Activity: Whenever a line below includes the word "label", copy that line.

___ Material provided ___

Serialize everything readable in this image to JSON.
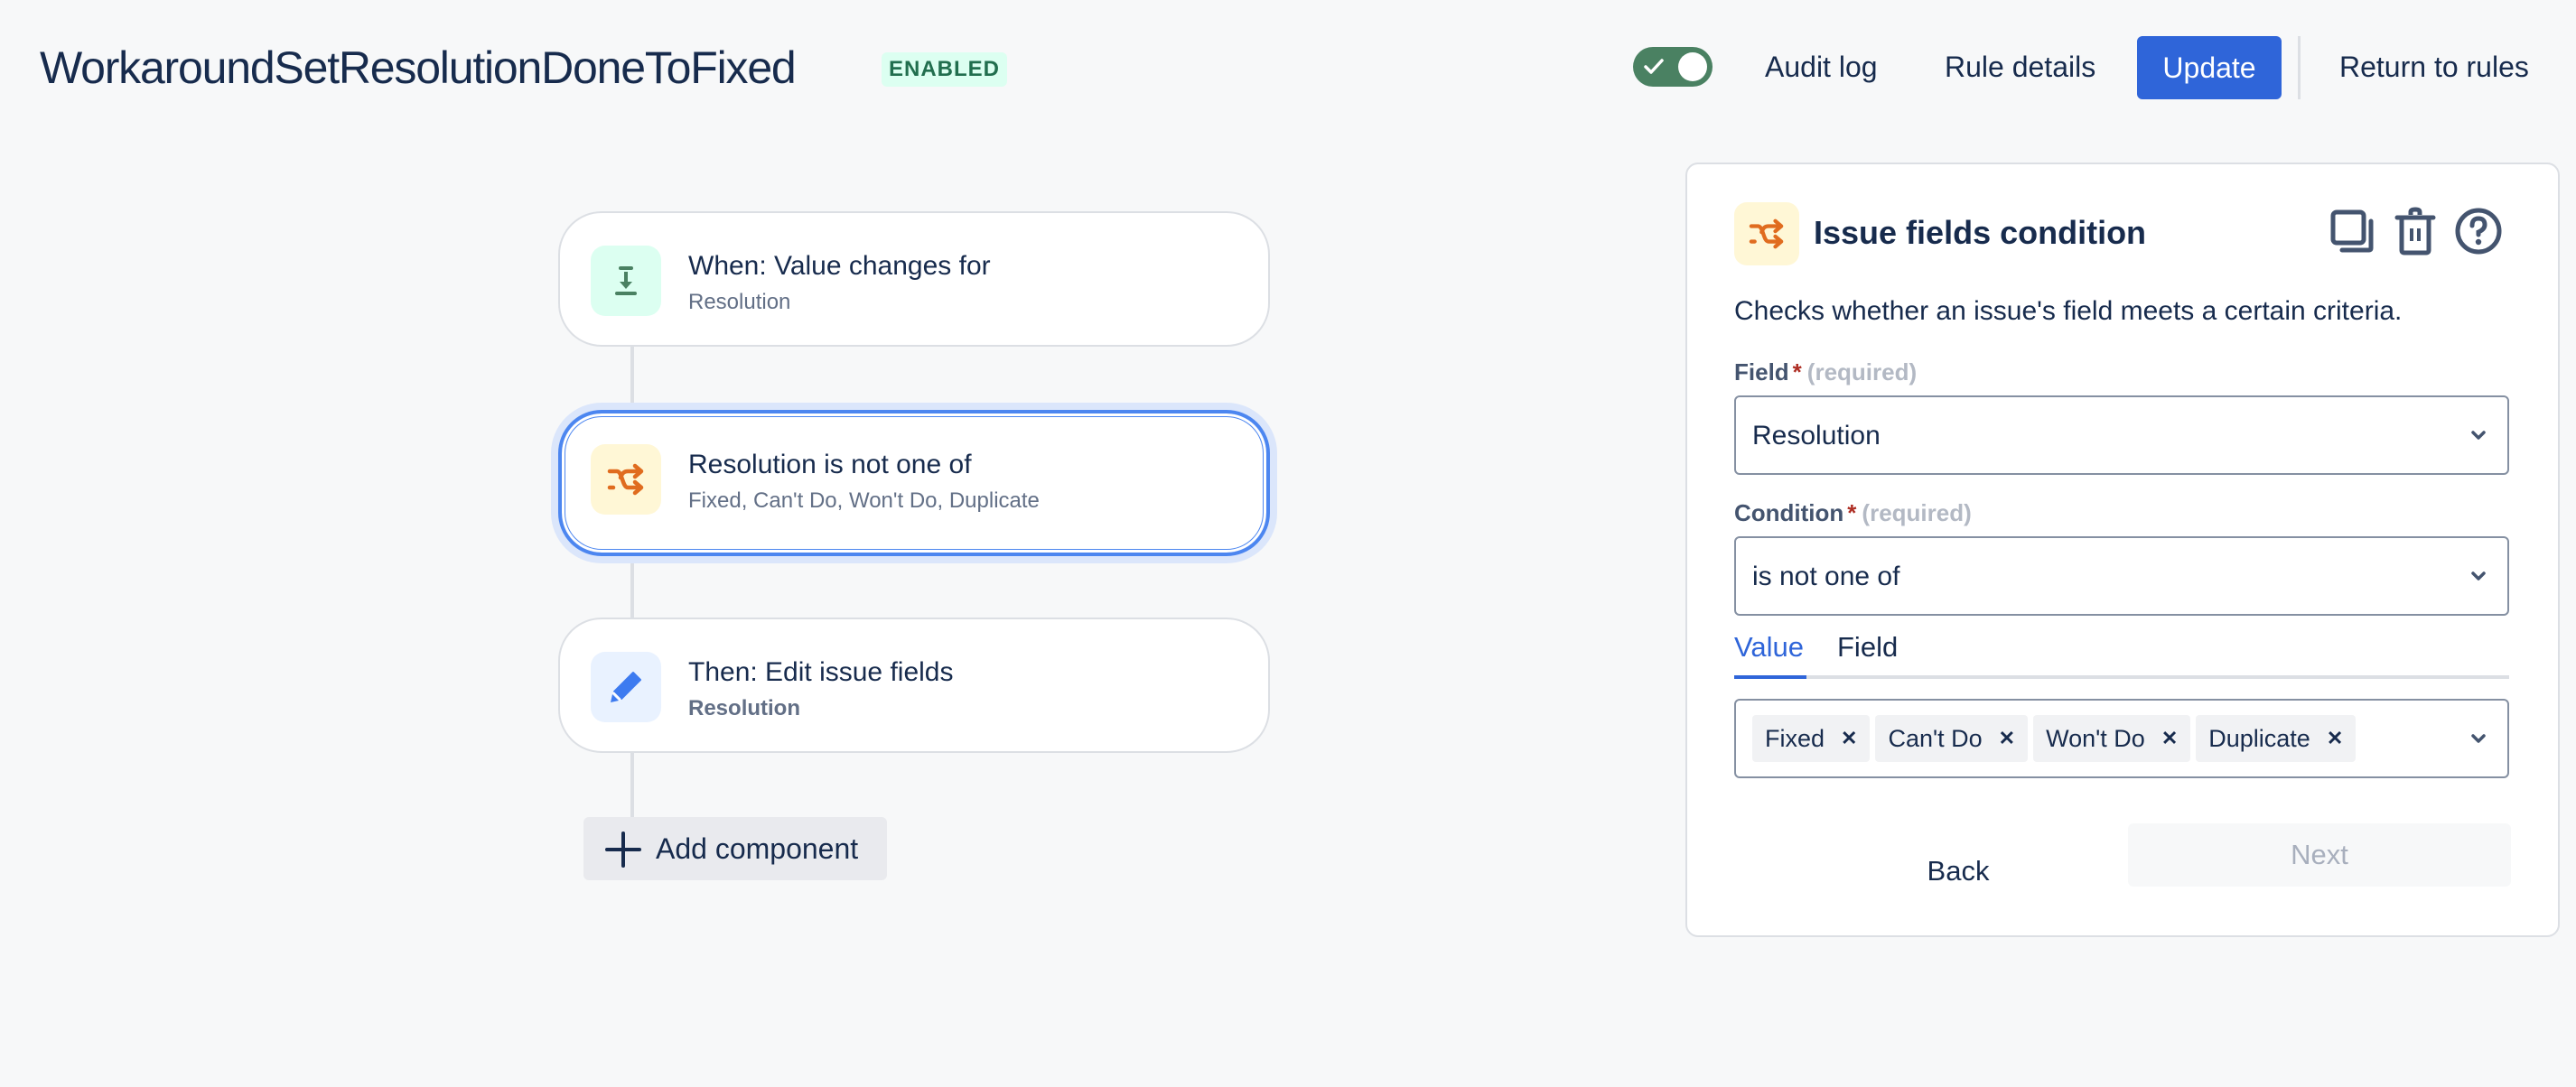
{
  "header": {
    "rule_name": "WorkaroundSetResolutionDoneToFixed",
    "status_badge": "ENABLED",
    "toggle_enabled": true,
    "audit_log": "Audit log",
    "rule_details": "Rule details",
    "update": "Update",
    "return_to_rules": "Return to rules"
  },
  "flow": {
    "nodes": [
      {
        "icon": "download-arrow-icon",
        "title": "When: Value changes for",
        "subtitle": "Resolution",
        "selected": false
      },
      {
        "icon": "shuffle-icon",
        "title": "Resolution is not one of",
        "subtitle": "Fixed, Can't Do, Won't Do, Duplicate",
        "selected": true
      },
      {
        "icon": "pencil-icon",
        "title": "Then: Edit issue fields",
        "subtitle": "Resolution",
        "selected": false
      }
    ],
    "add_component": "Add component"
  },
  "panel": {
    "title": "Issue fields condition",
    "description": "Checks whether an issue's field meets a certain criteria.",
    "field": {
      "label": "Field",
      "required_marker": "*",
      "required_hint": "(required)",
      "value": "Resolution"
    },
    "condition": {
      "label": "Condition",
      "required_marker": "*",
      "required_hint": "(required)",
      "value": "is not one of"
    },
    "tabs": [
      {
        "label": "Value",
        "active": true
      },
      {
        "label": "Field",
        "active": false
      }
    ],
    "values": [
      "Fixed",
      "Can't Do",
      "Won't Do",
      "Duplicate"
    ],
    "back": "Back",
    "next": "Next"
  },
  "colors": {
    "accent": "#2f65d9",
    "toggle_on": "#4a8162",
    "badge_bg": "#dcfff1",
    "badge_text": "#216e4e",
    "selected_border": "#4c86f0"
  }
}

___

Result of the exercise:
      "label": "Field",
      "label": "Condition",
        "label": "Value",
        "label": "Field",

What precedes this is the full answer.